I did a short experiment in which I connected a 1.5v battery with 2 paper clips into a bowl of water to which I added salt. After a while, I saw a yellowish-greenish cloud inside the water around one of the paper clips, and when I took it out, the part that was in the water was more black than the rest of the paper clip. After a while, some of it turned into a greenish color. What caused the paper clip to change its color?
Without further details of your equipment, this might be a possible answer. I assume the electrolyte you added was table salt (NaCl).
What you saw as a yellowish cloud was gaseous chlorine which discharged on the clip you connected to the positive electrode (cathode) of your battery. The reason why you did see this, instead of seeing just colorless bubbles of oxygen, is because of something called "overpotential". It's a joint property of the species in your cell and the material and surface termination of the electrode; in your case, the clip (made of wire steel) has a lower overpotential for the discharge of chloride anions (from the salt you added) than oxygen.

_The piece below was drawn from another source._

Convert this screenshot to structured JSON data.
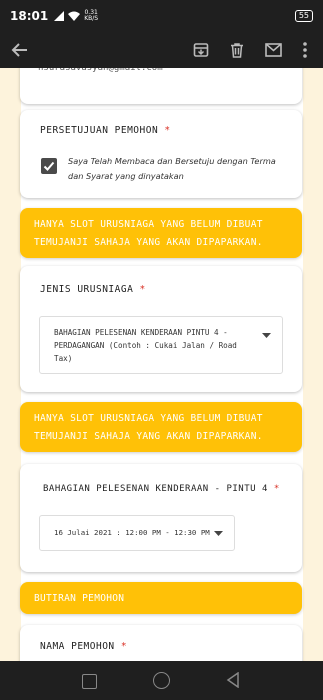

Elemental chlorine is a very reactive oxidant, and you had a thin chlorine film around your clip electrode. The reaction between chlorine and iron in aqueous solution most probably yielded iron (II) chloride tetrahydrate which is the reason you saw the greenish colour of the previously submerged fraction of the clip.